§ **WORK REQUIRED**:
Repeat the lines below exactly as they appear, but leave out the images.

DATA SHOWN section start

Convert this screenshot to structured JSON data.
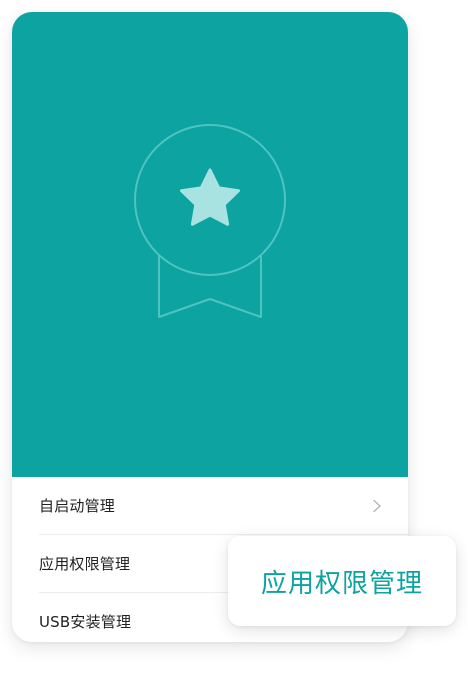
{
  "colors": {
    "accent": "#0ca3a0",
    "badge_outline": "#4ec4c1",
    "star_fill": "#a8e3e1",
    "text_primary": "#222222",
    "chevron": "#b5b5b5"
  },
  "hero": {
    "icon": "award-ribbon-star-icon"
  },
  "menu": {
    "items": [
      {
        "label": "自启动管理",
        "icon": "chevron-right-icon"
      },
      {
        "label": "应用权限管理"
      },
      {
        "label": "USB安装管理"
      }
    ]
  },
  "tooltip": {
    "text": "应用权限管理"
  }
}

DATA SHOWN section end

§ **TASK OUTPUT**:
Convert this screenshot to structured JSON data.
{
  "colors": {
    "accent": "#0ca3a0",
    "badge_outline": "#4ec4c1",
    "star_fill": "#a8e3e1",
    "text_primary": "#222222",
    "chevron": "#b5b5b5"
  },
  "hero": {
    "icon": "award-ribbon-star-icon"
  },
  "menu": {
    "items": [
      {
        "label": "自启动管理",
        "icon": "chevron-right-icon"
      },
      {
        "label": "应用权限管理"
      },
      {
        "label": "USB安装管理"
      }
    ]
  },
  "tooltip": {
    "text": "应用权限管理"
  }
}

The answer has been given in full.